» **Work to complete**
Leave out the images and output the records word for word.

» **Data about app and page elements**
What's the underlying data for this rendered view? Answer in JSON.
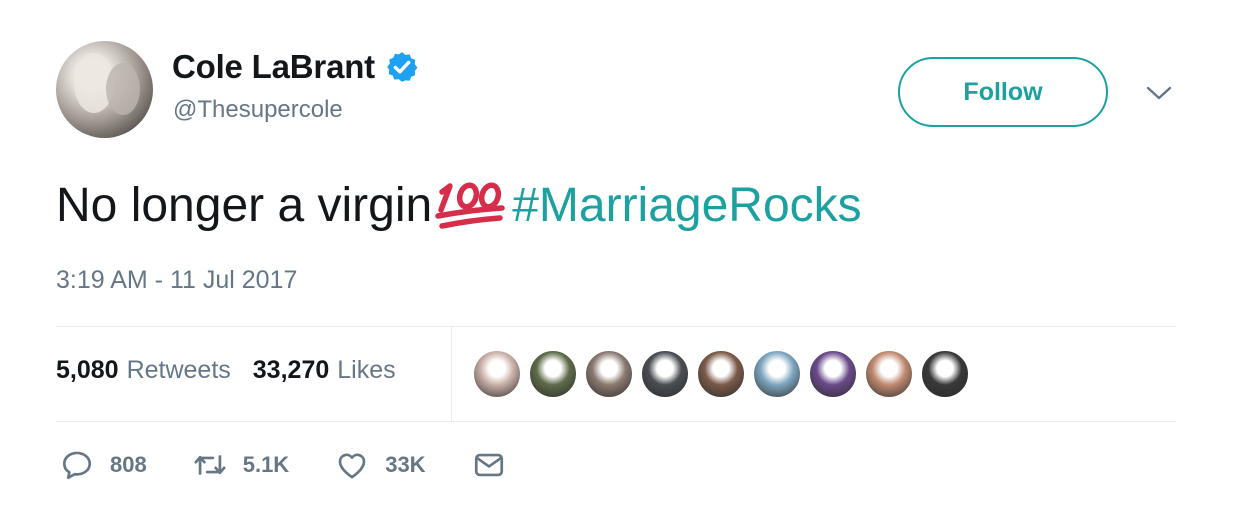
{
  "user": {
    "display_name": "Cole LaBrant",
    "handle": "@Thesupercole",
    "verified": true
  },
  "follow_label": "Follow",
  "tweet": {
    "text": "No longer a virgin",
    "emoji": "hundred-points",
    "hashtag": "#MarriageRocks",
    "timestamp": "3:19 AM - 11 Jul 2017"
  },
  "stats": {
    "retweets_count": "5,080",
    "retweets_label": "Retweets",
    "likes_count": "33,270",
    "likes_label": "Likes"
  },
  "liker_avatar_colors": [
    "#c9b0a8",
    "#5e6b4a",
    "#8a7a70",
    "#4a4e52",
    "#7a5a48",
    "#7ea6c0",
    "#6a4a8a",
    "#c08a70",
    "#3a3838"
  ],
  "actions": {
    "reply_count": "808",
    "retweet_count": "5.1K",
    "like_count": "33K"
  },
  "colors": {
    "accent": "#1da1a0",
    "verified": "#1da1f2",
    "secondary_text": "#657786",
    "emoji_red": "#d62d4a"
  }
}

» **The answer**
What's the underlying data for this rendered view? Answer in JSON.
{
  "user": {
    "display_name": "Cole LaBrant",
    "handle": "@Thesupercole",
    "verified": true
  },
  "follow_label": "Follow",
  "tweet": {
    "text": "No longer a virgin",
    "emoji": "hundred-points",
    "hashtag": "#MarriageRocks",
    "timestamp": "3:19 AM - 11 Jul 2017"
  },
  "stats": {
    "retweets_count": "5,080",
    "retweets_label": "Retweets",
    "likes_count": "33,270",
    "likes_label": "Likes"
  },
  "liker_avatar_colors": [
    "#c9b0a8",
    "#5e6b4a",
    "#8a7a70",
    "#4a4e52",
    "#7a5a48",
    "#7ea6c0",
    "#6a4a8a",
    "#c08a70",
    "#3a3838"
  ],
  "actions": {
    "reply_count": "808",
    "retweet_count": "5.1K",
    "like_count": "33K"
  },
  "colors": {
    "accent": "#1da1a0",
    "verified": "#1da1f2",
    "secondary_text": "#657786",
    "emoji_red": "#d62d4a"
  }
}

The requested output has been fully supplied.